by Sophia Contreras
In honor of the late Brian O’Connell, Central Connecticut held its tenth annual lecture series in order to honor the professor who passed away in 2008.
According to family member Sarah Cox, O’Connell’s biggest regret before passing was not reaching out to those in the professional computer science industry to share his experiences with his students. As a result, his family and friends took it upon themselves to carry out his desire, beginning the O’Connell Scholarship and lecture series.
Philosophy students Kelly Higgins and Jeton Zhuta were awarded the O’Connell Scholarship, which recognizes students in computer science, engineering and technology, philosophy, law and music majors.
University of Hartford computer science professor Dr. Michael Anderson, along with philosophy professor Dr. Susan Anderson of the University of Connecticut, presented a lecture about machine ethics in honor of O’Connell. Specifically addressing the development of ethics for a machine robot versus having a human decide how to use a machine ethically, Dr. Susan Anderson used the example of a rumba with no human controller, and a manual vacuum to demonstrate how machines and robots can operate ethically independently.
She also emphasized the importance of developing non-threatening machines with ethics to help humans. Dr. Michael Anderson explained the specifics of programming a machine with ethics. Both Andersons’ biggest concern included machine and robot ethics that work will be a part of future elderly assistance robots.
Dr. Wendell Wallach, senior advisor to the Hastings Center, presented the second lecture, which concerned Artificial Intelligence and the responsibility humans and scientist have to keep AI from “slipping beyond our control.” Dr. Wallach explored various disquiet issues concerning scientific advances such as cloning, GMO foods and bio security.
Dr. Wallach cited Sophia the AI Robot, which has recently gained citizenship in BLANK and was created by David Hanson, as one of the advancements in AI technologically. Dr. Wallach mentioned the potential fear of creating a potential AI robot that is smarter than humans and the ability of humans being able to control those machines after the become smarter than us.
Dr. Wallach also referenced the potential development of weaponized AI that would allow AI machines to pick their own target without meaningful human control, potentially harming innocent humans. Dr. Wallach shared his experience in opposing weaponized AI at the Geneva United Nations Conventions.
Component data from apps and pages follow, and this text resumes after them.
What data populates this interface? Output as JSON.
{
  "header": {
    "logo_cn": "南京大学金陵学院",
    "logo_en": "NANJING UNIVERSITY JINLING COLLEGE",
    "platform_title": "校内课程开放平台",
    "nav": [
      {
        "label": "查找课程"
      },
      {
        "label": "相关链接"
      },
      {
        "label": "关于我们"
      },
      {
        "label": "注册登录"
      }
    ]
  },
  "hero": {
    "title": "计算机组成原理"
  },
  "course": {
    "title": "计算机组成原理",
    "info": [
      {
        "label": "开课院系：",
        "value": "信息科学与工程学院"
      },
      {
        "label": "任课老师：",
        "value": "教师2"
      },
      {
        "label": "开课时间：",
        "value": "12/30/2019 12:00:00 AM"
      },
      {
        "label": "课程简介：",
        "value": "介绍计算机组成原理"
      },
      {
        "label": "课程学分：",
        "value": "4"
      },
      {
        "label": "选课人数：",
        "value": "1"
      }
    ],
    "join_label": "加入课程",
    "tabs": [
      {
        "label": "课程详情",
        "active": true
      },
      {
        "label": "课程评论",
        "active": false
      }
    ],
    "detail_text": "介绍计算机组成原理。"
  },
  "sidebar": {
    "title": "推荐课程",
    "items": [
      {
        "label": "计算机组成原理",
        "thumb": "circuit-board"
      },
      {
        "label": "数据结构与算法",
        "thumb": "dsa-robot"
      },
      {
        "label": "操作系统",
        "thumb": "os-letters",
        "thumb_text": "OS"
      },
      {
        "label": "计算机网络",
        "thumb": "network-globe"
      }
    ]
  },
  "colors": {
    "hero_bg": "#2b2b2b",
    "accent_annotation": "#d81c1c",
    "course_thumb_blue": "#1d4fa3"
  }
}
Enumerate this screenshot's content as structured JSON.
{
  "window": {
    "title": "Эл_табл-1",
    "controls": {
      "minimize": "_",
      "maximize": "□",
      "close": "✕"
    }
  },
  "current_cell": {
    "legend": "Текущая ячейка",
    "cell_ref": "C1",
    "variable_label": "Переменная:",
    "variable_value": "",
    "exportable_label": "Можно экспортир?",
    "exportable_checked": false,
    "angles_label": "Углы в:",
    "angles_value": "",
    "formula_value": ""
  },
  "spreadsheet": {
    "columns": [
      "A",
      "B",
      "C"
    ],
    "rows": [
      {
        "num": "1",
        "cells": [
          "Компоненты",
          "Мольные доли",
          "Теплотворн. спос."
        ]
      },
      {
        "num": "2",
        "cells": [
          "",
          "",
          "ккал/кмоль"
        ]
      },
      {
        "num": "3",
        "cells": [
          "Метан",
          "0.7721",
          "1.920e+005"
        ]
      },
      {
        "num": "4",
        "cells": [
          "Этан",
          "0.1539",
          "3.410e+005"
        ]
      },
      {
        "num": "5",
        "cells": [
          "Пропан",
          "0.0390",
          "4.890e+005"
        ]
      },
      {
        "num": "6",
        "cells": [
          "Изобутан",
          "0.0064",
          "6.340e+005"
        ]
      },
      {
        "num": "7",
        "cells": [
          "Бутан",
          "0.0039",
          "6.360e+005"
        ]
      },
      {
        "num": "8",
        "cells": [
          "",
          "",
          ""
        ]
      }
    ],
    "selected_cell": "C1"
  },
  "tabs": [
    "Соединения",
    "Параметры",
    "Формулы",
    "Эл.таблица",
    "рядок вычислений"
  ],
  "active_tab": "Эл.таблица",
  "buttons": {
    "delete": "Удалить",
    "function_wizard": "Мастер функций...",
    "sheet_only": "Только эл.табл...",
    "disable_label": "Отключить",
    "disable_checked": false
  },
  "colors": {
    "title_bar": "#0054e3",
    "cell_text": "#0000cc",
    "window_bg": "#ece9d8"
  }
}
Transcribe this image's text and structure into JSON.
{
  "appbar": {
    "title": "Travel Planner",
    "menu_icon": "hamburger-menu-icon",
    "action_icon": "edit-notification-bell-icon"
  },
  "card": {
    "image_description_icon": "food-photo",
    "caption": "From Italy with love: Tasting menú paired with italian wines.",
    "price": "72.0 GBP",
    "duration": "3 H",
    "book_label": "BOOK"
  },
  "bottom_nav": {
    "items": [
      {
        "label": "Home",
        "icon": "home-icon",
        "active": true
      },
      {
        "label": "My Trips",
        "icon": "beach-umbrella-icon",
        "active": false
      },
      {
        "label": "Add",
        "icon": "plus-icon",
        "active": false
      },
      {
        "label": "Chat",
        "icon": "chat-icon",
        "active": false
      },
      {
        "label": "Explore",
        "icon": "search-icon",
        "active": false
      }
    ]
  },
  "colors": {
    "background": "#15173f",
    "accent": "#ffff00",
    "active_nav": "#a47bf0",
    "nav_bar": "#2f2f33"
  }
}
Students and faculty were able to further discuss the ethics of machines and AI at the end of the event through Q&A and open discussions with the presenters and other colleagues.